▶ _What is being asked_
Please restate the entries verbatim. The copy should hold no pictures.

▶ _Extracted material_
- - - - - - -

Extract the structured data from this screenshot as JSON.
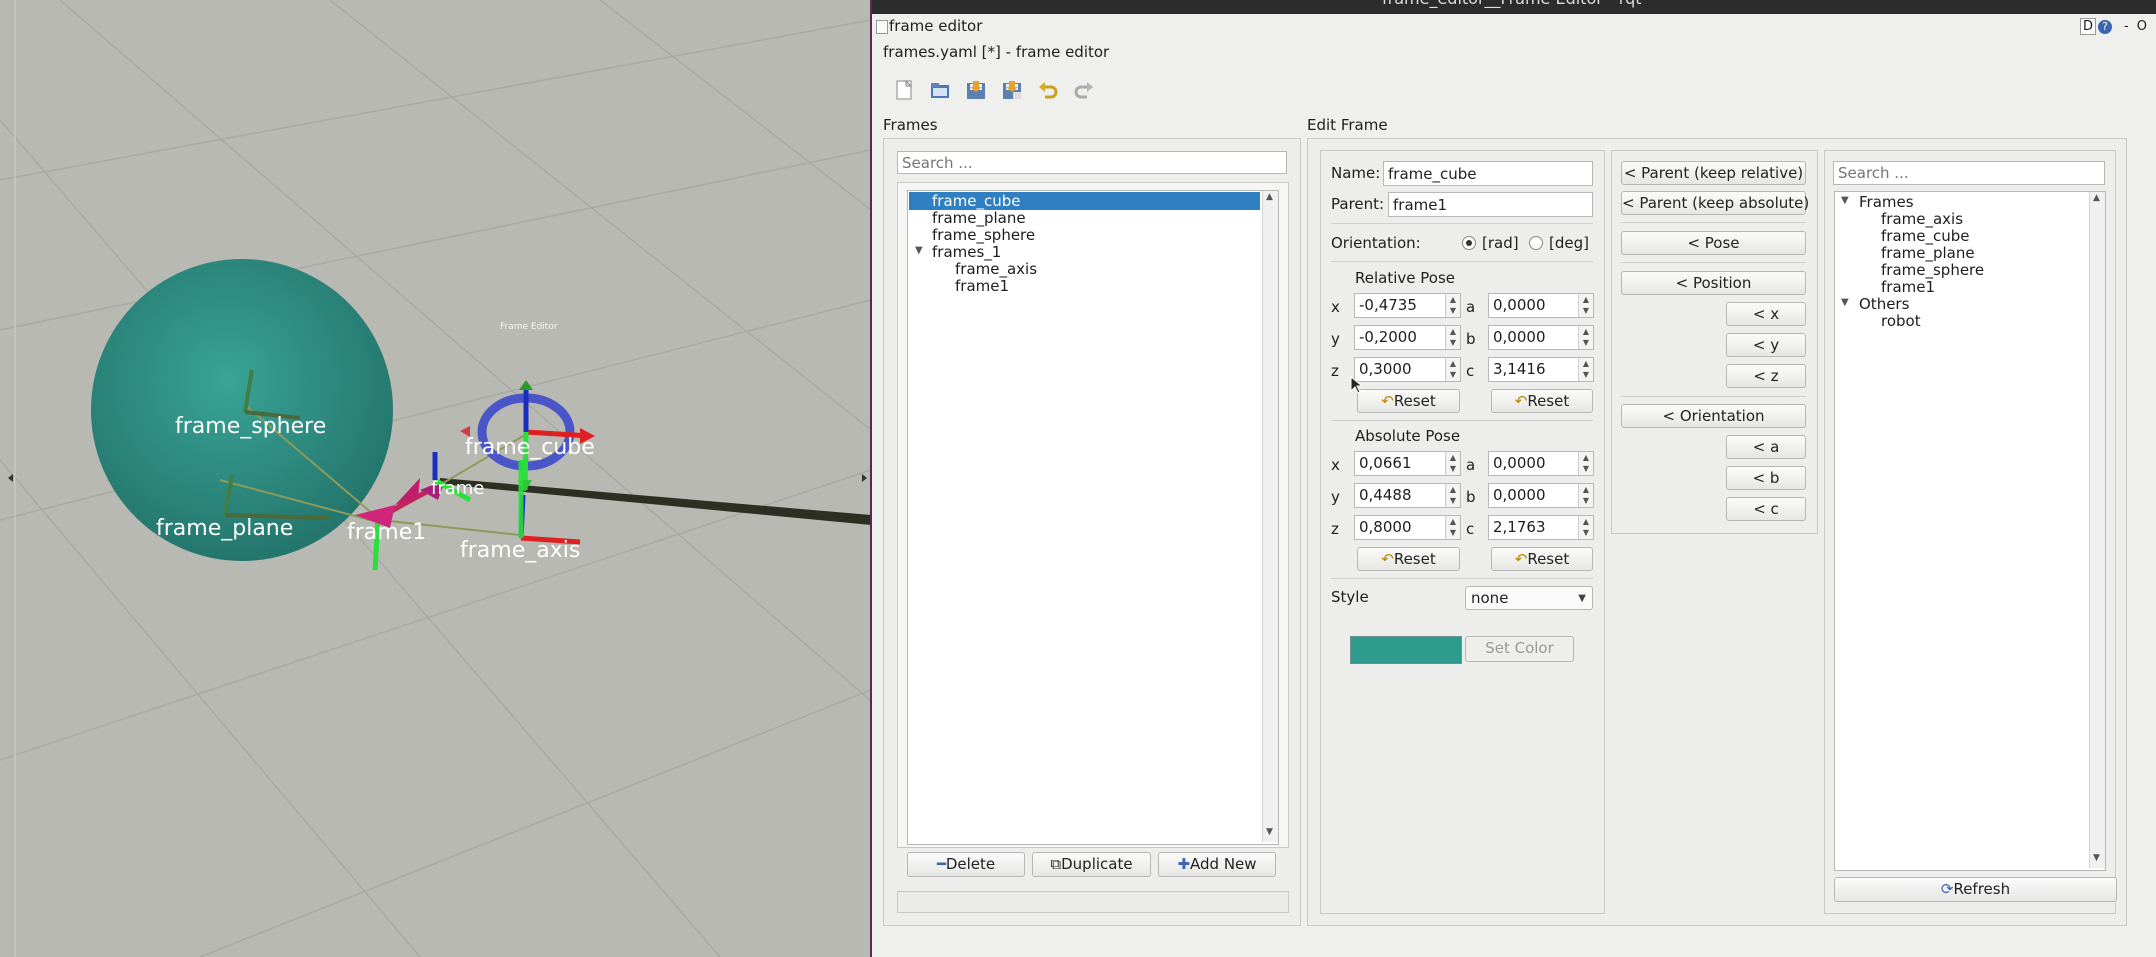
{
  "window": {
    "titlebar_text": "frame_editor__Frame Editor - rqt",
    "plugin_title": "frame editor",
    "document_title": "frames.yaml [*] - frame editor",
    "top_right_buttons": [
      "D",
      "?",
      "-",
      "O"
    ]
  },
  "toolbar": {
    "icons": [
      "new-file-icon",
      "open-file-icon",
      "save-icon",
      "save-as-icon",
      "undo-icon",
      "redo-icon"
    ]
  },
  "viewport": {
    "tooltip_text": "Frame Editor",
    "labels": {
      "frame_sphere": "frame_sphere",
      "frame_cube": "frame_cube",
      "frame_plane": "frame_plane",
      "frame1": "frame1",
      "frame_axis": "frame_axis",
      "partial": "frame"
    },
    "colors": {
      "background": "#b9b9b4",
      "sphere": "#2e8c82"
    }
  },
  "frames_panel": {
    "title": "Frames",
    "search_placeholder": "Search ...",
    "items": [
      {
        "label": "frame_cube",
        "selected": true
      },
      {
        "label": "frame_plane"
      },
      {
        "label": "frame_sphere"
      },
      {
        "label": "frames_1",
        "expanded": true
      },
      {
        "label": "frame_axis",
        "child": true
      },
      {
        "label": "frame1",
        "child": true
      }
    ],
    "delete_label": "Delete",
    "duplicate_label": "Duplicate",
    "add_new_label": "Add New"
  },
  "edit_frame": {
    "title": "Edit Frame",
    "name_label": "Name:",
    "name_value": "frame_cube",
    "parent_label": "Parent:",
    "parent_value": "frame1",
    "orientation_label": "Orientation:",
    "rad_label": "[rad]",
    "deg_label": "[deg]",
    "relative_title": "Relative Pose",
    "relative": {
      "x": "-0,4735",
      "y": "-0,2000",
      "z": "0,3000",
      "a": "0,0000",
      "b": "0,0000",
      "c": "3,1416"
    },
    "absolute_title": "Absolute Pose",
    "absolute": {
      "x": "0,0661",
      "y": "0,4488",
      "z": "0,8000",
      "a": "0,0000",
      "b": "0,0000",
      "c": "2,1763"
    },
    "axis_labels": {
      "x": "x",
      "y": "y",
      "z": "z",
      "a": "a",
      "b": "b",
      "c": "c"
    },
    "reset_label": "Reset",
    "style_label": "Style",
    "style_value": "none",
    "set_color_label": "Set Color",
    "color": "#2e9c8c"
  },
  "copy_buttons": {
    "parent_keep_relative": "< Parent (keep relative)",
    "parent_keep_absolute": "< Parent (keep absolute)",
    "pose": "< Pose",
    "position": "< Position",
    "x": "< x",
    "y": "< y",
    "z": "< z",
    "orientation": "< Orientation",
    "a": "< a",
    "b": "< b",
    "c": "< c"
  },
  "tf_panel": {
    "search_placeholder": "Search ...",
    "frames_group": "Frames",
    "frames": [
      "frame_axis",
      "frame_cube",
      "frame_plane",
      "frame_sphere",
      "frame1"
    ],
    "others_group": "Others",
    "others": [
      "robot"
    ],
    "refresh_label": "Refresh"
  }
}
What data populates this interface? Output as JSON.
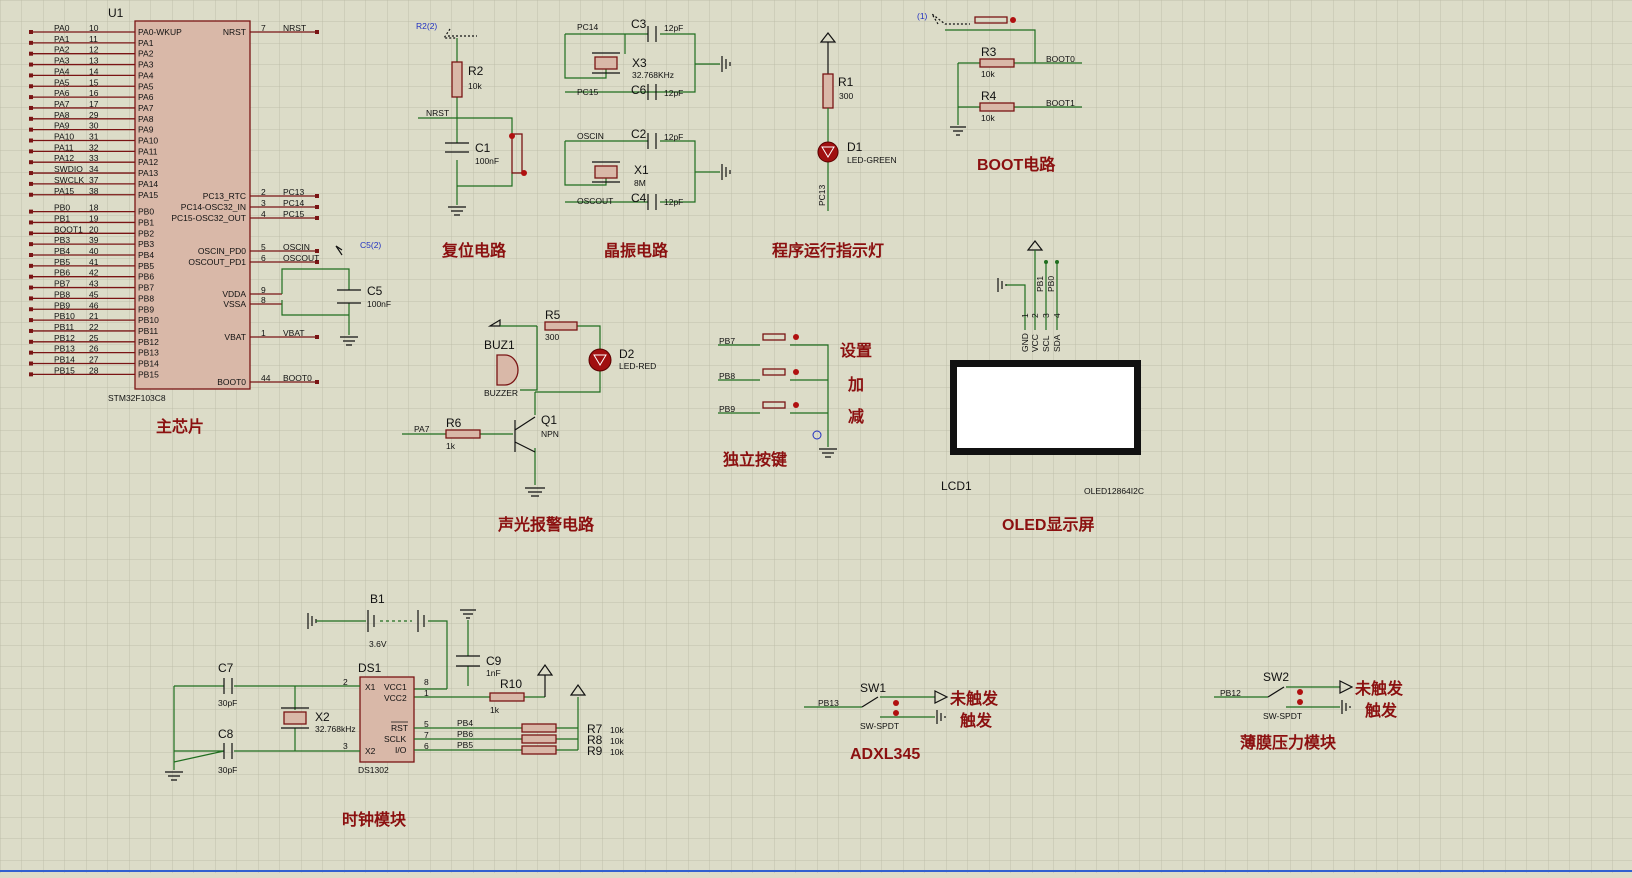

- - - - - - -

▶ _Answer to this exercise_
Extract the structured data from this screenshot as JSON.
{
  "window": {
    "titlebar_text": "frame_editor__Frame Editor - rqt",
    "plugin_title": "frame editor",
    "document_title": "frames.yaml [*] - frame editor",
    "top_right_buttons": [
      "D",
      "?",
      "-",
      "O"
    ]
  },
  "toolbar": {
    "icons": [
      "new-file-icon",
      "open-file-icon",
      "save-icon",
      "save-as-icon",
      "undo-icon",
      "redo-icon"
    ]
  },
  "viewport": {
    "tooltip_text": "Frame Editor",
    "labels": {
      "frame_sphere": "frame_sphere",
      "frame_cube": "frame_cube",
      "frame_plane": "frame_plane",
      "frame1": "frame1",
      "frame_axis": "frame_axis",
      "partial": "frame"
    },
    "colors": {
      "background": "#b9b9b4",
      "sphere": "#2e8c82"
    }
  },
  "frames_panel": {
    "title": "Frames",
    "search_placeholder": "Search ...",
    "items": [
      {
        "label": "frame_cube",
        "selected": true
      },
      {
        "label": "frame_plane"
      },
      {
        "label": "frame_sphere"
      },
      {
        "label": "frames_1",
        "expanded": true
      },
      {
        "label": "frame_axis",
        "child": true
      },
      {
        "label": "frame1",
        "child": true
      }
    ],
    "delete_label": "Delete",
    "duplicate_label": "Duplicate",
    "add_new_label": "Add New"
  },
  "edit_frame": {
    "title": "Edit Frame",
    "name_label": "Name:",
    "name_value": "frame_cube",
    "parent_label": "Parent:",
    "parent_value": "frame1",
    "orientation_label": "Orientation:",
    "rad_label": "[rad]",
    "deg_label": "[deg]",
    "relative_title": "Relative Pose",
    "relative": {
      "x": "-0,4735",
      "y": "-0,2000",
      "z": "0,3000",
      "a": "0,0000",
      "b": "0,0000",
      "c": "3,1416"
    },
    "absolute_title": "Absolute Pose",
    "absolute": {
      "x": "0,0661",
      "y": "0,4488",
      "z": "0,8000",
      "a": "0,0000",
      "b": "0,0000",
      "c": "2,1763"
    },
    "axis_labels": {
      "x": "x",
      "y": "y",
      "z": "z",
      "a": "a",
      "b": "b",
      "c": "c"
    },
    "reset_label": "Reset",
    "style_label": "Style",
    "style_value": "none",
    "set_color_label": "Set Color",
    "color": "#2e9c8c"
  },
  "copy_buttons": {
    "parent_keep_relative": "< Parent (keep relative)",
    "parent_keep_absolute": "< Parent (keep absolute)",
    "pose": "< Pose",
    "position": "< Position",
    "x": "< x",
    "y": "< y",
    "z": "< z",
    "orientation": "< Orientation",
    "a": "< a",
    "b": "< b",
    "c": "< c"
  },
  "tf_panel": {
    "search_placeholder": "Search ...",
    "frames_group": "Frames",
    "frames": [
      "frame_axis",
      "frame_cube",
      "frame_plane",
      "frame_sphere",
      "frame1"
    ],
    "others_group": "Others",
    "others": [
      "robot"
    ],
    "refresh_label": "Refresh"
  }
}
What data populates this interface? Output as JSON.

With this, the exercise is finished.